Searching for the Dwellings of Our Ancestors in the Finalese Region

In the Finalese region, only some valleys are accessible by car, while others can only be reached on foot. Some, nestled within the Mediterranean scrub, are hidden, silent, and wild, despite being relatively close to the highway or internal routes, such as the one leading to Colle del Melogno.

Here, there are 360-degree opportunities for outdoor activities, thanks in part to this unique geomorphology, which becomes evident as soon as you step outside the inhabited centers that dot both the ridges and the valley floors. For example, behind the village of Boragni, you can embark on a trail that leads to Orco, a typical rural settlement located at the head of the wild Nava and Cornei valleys.

After a few metres, you’ll notice the natural peculiarities around you, with rock formations shaping the landscape. You’ll encounter cliffs, monoliths and even a sinkhole.

The ascent to cross the ridge into Val di Nava holds a surprise: the entrance to a cave. With a little care, you can descend through the short section not touched by light and emerge on the outside of the rocky vault, this time overlooking Val di Nava.

The cave is called “Arma Strapatente,” and it is the most spectacular cave in the Finalese, one of many in this area. Over millennia, water has carved numerous cavities of various sizes into the limestone rocks. Some of them were shelters for our ancestors during the Stone Age, and important archaeological artifacts have been found in many of them.

During all the excursions that take place along the itineraries between Spotorno and Borgio Verezzi, it is easy to come across one of the approximately 150 shelters frequented by prehistoric humans and imagine the Finalese landscape of 25,000 years ago. Once you exit the opposite entrance, another sunlit cave appears along the slope: the “Grotta dei Balconi,” another welcoming dwelling from the past.

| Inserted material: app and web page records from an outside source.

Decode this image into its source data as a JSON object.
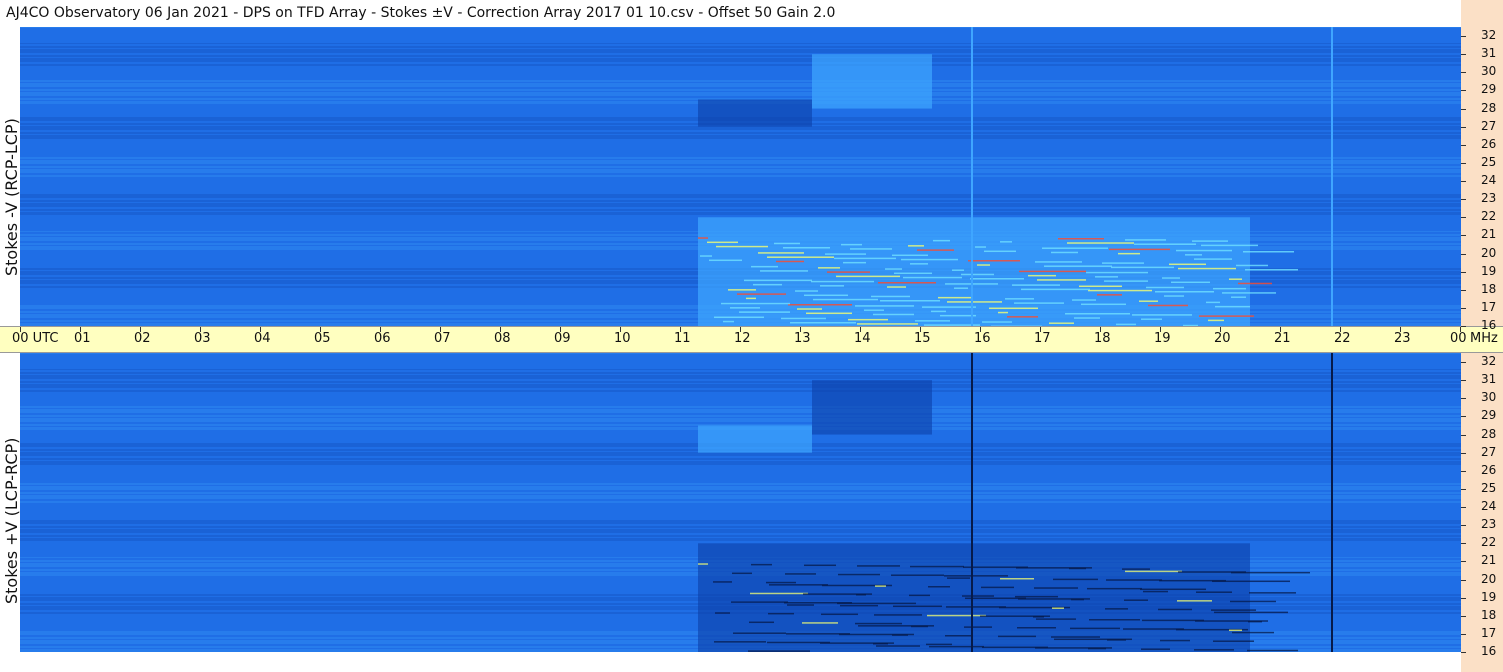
{
  "header": {
    "title": "AJ4CO Observatory  06 Jan 2021  -  DPS on TFD Array  -  Stokes ±V  -  Correction Array 2017 01 10.csv  -  Offset 50  Gain 2.0"
  },
  "time_axis": {
    "labels": [
      "00 UTC",
      "01",
      "02",
      "03",
      "04",
      "05",
      "06",
      "07",
      "08",
      "09",
      "10",
      "11",
      "12",
      "13",
      "14",
      "15",
      "16",
      "17",
      "18",
      "19",
      "20",
      "21",
      "22",
      "23",
      "00"
    ],
    "unit_label": "MHz"
  },
  "colors": {
    "background_blue": "#1f6ee6",
    "dark_blue": "#0c3fa8",
    "light_blue": "#3fa6ff",
    "cyan": "#6fe0ff",
    "yellow": "#f4ff70",
    "timebar": "#ffffc0",
    "right_strip": "#fbe0c6"
  },
  "chart_data": [
    {
      "type": "heatmap",
      "title": "",
      "ylabel": "Stokes -V (RCP-LCP)",
      "xlabel": "",
      "x_range_hours_utc": [
        0,
        24
      ],
      "ylim": [
        16,
        32
      ],
      "y_ticks": [
        "32",
        "31",
        "30",
        "29",
        "28",
        "27",
        "26",
        "25",
        "24",
        "23",
        "22",
        "21",
        "20",
        "19",
        "18",
        "17",
        "16"
      ],
      "colormap": "blue-cyan-yellow-red",
      "features": [
        {
          "kind": "bright emission band",
          "hours": [
            11.3,
            20.5
          ],
          "mhz": [
            16,
            22
          ]
        },
        {
          "kind": "dark block",
          "hours": [
            11.3,
            13.2
          ],
          "mhz": [
            27,
            28.5
          ]
        },
        {
          "kind": "bright block",
          "hours": [
            13.2,
            15.2
          ],
          "mhz": [
            28,
            31
          ]
        },
        {
          "kind": "vertical line",
          "hours": [
            15.85
          ]
        },
        {
          "kind": "vertical line",
          "hours": [
            21.85
          ]
        }
      ]
    },
    {
      "type": "heatmap",
      "title": "",
      "ylabel": "Stokes +V (LCP-RCP)",
      "xlabel": "",
      "x_range_hours_utc": [
        0,
        24
      ],
      "ylim": [
        16,
        32
      ],
      "y_ticks": [
        "32",
        "31",
        "30",
        "29",
        "28",
        "27",
        "26",
        "25",
        "24",
        "23",
        "22",
        "21",
        "20",
        "19",
        "18",
        "17",
        "16"
      ],
      "colormap": "blue-cyan-yellow-red",
      "features": [
        {
          "kind": "dark absorption band",
          "hours": [
            11.3,
            20.5
          ],
          "mhz": [
            16,
            22
          ]
        },
        {
          "kind": "bright block",
          "hours": [
            11.3,
            13.2
          ],
          "mhz": [
            27,
            28.5
          ]
        },
        {
          "kind": "dark block",
          "hours": [
            13.2,
            15.2
          ],
          "mhz": [
            28,
            31
          ]
        },
        {
          "kind": "vertical line",
          "hours": [
            15.85
          ]
        },
        {
          "kind": "vertical line",
          "hours": [
            21.85
          ]
        }
      ]
    }
  ]
}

The “Arma Strapatente” consists of a large tunnel, 64 metres long and with a height difference of about 10 metres, which crosses the Bastionata di Boragni, allowing a direct connection between the Nava and Sciusa valleys. Inside the cave, you can see various formations, including a large stalagmite in the middle of the gallery. Numerous niches and secondary chambers are visible on the walls. The origin of the name is also interesting: according to some interpretations, it derives from the Latin “extra patens” (meaning “opening outward” due to its shape), while according to some scholars, it comes from “trasparente” (meaning “transparent”) because it allows crossing the ridge.